So that he could better manage this, he commissioned his friend, Marcus Agrippa, to draw up a map of the world. Octavian was also a firm believer that the empire’s borders should not be expanded beyond what would be required to support the new territory.
Agrippa definitely had the background and experience for the project as well as a special interest in charting courses and understanding geography for future military campaigns. He began a painstaking effort, providing detailed commentary about the geography as he worked on the map. Unfortunately, he died in 12 BC before it was finished. Caesar Augustus himself continued the work on the project. He died in 14 AD and the map was finished by others in 20 AD.
The original map did not survive. The historical record indicates that it was drawn in the form of a disk, not uncommon for maps of ancient times. However, it could have been rectangular, more suitable to be painted on a colonnade wall. The “Orbis Terrarum (Circle of the World)” map shown here is a reconstruction of what it might have looked like based on text descriptions of the ancient Roman historians such as Strabo, Pliny the Elder and others. Their descriptions would have been drawn both from the map itself and Agrippa’s detailed commentary about the geography.
The map, with Italy at the center, allowed for more detail of the provinces which are disproportionally larger because of the circular shape. Most of the map is devoted to the Roman Empire, but China (Seres), India, and Russia (Sarmatia) are also shown as small outer regions. The fact that they are on the map is an indication that Agrippa and the historians and leaders of his time were well aware of their existence.

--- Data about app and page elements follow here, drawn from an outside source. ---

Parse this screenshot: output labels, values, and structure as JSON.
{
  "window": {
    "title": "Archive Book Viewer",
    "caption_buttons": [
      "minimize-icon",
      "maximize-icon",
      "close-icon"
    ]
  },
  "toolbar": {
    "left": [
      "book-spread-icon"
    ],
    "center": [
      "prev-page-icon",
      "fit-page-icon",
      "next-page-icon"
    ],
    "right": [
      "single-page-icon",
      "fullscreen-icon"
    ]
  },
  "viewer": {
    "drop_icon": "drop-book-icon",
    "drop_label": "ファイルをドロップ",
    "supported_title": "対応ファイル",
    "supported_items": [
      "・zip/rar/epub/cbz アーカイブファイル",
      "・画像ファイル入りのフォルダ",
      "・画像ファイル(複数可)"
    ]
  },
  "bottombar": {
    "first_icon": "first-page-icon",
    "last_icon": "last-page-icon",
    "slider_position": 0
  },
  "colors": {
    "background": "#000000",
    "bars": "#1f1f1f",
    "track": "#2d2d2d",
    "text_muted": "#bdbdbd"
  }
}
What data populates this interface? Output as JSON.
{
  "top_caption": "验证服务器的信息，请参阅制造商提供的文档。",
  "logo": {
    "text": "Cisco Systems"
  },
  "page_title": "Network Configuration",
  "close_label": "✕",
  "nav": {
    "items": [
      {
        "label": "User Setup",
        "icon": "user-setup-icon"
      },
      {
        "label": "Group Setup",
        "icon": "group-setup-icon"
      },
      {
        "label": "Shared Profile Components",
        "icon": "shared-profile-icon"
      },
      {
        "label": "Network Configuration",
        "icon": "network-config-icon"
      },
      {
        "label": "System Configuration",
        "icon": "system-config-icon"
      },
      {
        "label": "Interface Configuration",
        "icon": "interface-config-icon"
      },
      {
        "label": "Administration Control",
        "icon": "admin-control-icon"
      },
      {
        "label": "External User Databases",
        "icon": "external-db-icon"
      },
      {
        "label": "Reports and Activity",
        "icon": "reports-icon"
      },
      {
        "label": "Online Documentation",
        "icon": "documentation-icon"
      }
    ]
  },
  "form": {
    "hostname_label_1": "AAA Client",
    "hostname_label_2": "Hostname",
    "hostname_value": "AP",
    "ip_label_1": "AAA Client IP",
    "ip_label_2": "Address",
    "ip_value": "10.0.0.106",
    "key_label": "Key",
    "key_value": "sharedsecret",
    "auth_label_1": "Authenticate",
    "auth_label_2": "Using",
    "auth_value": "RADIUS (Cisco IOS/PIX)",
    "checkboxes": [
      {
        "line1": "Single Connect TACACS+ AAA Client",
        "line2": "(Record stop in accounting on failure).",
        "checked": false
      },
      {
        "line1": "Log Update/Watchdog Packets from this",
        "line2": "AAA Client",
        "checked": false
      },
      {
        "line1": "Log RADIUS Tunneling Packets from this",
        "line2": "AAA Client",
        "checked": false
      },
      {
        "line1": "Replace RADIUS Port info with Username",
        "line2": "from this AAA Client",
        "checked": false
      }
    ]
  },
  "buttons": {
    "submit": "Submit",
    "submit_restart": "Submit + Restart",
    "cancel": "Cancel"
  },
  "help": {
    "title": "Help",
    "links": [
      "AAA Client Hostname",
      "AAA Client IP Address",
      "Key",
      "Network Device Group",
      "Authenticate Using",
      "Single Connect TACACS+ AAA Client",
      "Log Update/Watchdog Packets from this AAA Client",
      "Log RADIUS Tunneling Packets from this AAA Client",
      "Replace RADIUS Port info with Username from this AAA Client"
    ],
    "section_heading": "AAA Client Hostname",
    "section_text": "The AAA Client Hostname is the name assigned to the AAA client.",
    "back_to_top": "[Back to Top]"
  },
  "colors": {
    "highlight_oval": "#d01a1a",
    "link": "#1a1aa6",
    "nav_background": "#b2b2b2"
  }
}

It is impossible to know whether Agrippa thought the earth was round or flat. Given that he was an enlightened man, it is highly likely that Agrippa would have been aware of the works of the Greek scholar, Eratosthenes (276 BC – 195/194 BC) who was known for being the first person to calculate the circumference of the earth.